====== Task data

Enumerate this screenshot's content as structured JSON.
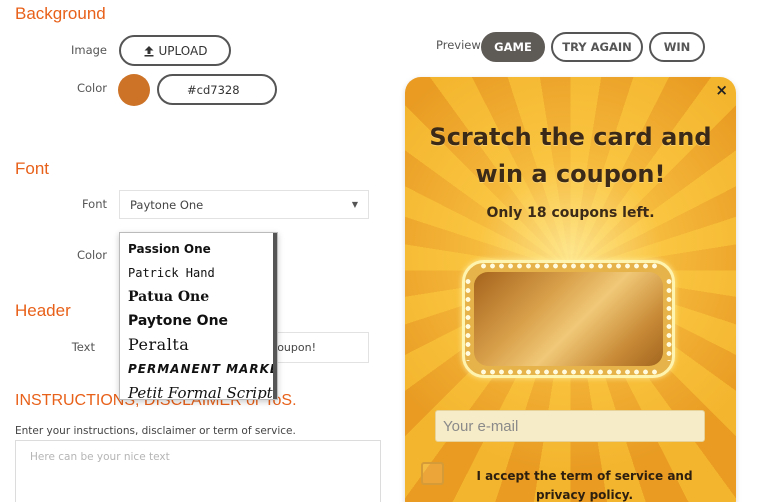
{
  "settings": {
    "background": {
      "title": "Background",
      "image_label": "Image",
      "upload_label": "UPLOAD",
      "color_label": "Color",
      "color_value": "#cd7328",
      "swatch_color": "#cd7328"
    },
    "font": {
      "title": "Font",
      "font_label": "Font",
      "font_value": "Paytone One",
      "color_label": "Color",
      "dropdown_options": [
        "Passion One",
        "Patrick Hand",
        "Patua One",
        "Paytone One",
        "Peralta",
        "Permanent Marker",
        "Petit Formal Script"
      ]
    },
    "header": {
      "title": "Header",
      "text_label": "Text",
      "text_value_visible": "coupon!"
    },
    "instructions": {
      "title": "INSTRUCTIONS, DISCLAIMER or ToS.",
      "description": "Enter your instructions, disclaimer or term of service.",
      "placeholder": "Here can be your nice text"
    }
  },
  "preview": {
    "label": "Preview",
    "tabs": [
      "GAME",
      "TRY AGAIN",
      "WIN"
    ],
    "active_tab": "GAME",
    "card": {
      "close": "×",
      "title": "Scratch the card and win a coupon!",
      "subtitle": "Only 18 coupons left.",
      "email_placeholder": "Your e-mail",
      "terms": "I accept the term of service and privacy policy."
    }
  },
  "icons": {
    "upload": "upload-icon",
    "close": "close-icon",
    "caret": "chevron-down-icon"
  }
}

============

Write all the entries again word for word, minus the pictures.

Enumerate this screenshot's content as structured JSON.
{
  "settings": {
    "background": {
      "title": "Background",
      "image_label": "Image",
      "upload_label": "UPLOAD",
      "color_label": "Color",
      "color_value": "#cd7328",
      "swatch_color": "#cd7328"
    },
    "font": {
      "title": "Font",
      "font_label": "Font",
      "font_value": "Paytone One",
      "color_label": "Color",
      "dropdown_options": [
        "Passion One",
        "Patrick Hand",
        "Patua One",
        "Paytone One",
        "Peralta",
        "Permanent Marker",
        "Petit Formal Script"
      ]
    },
    "header": {
      "title": "Header",
      "text_label": "Text",
      "text_value_visible": "coupon!"
    },
    "instructions": {
      "title": "INSTRUCTIONS, DISCLAIMER or ToS.",
      "description": "Enter your instructions, disclaimer or term of service.",
      "placeholder": "Here can be your nice text"
    }
  },
  "preview": {
    "label": "Preview",
    "tabs": [
      "GAME",
      "TRY AGAIN",
      "WIN"
    ],
    "active_tab": "GAME",
    "card": {
      "close": "×",
      "title": "Scratch the card and win a coupon!",
      "subtitle": "Only 18 coupons left.",
      "email_placeholder": "Your e-mail",
      "terms": "I accept the term of service and privacy policy."
    }
  },
  "icons": {
    "upload": "upload-icon",
    "close": "close-icon",
    "caret": "chevron-down-icon"
  }
}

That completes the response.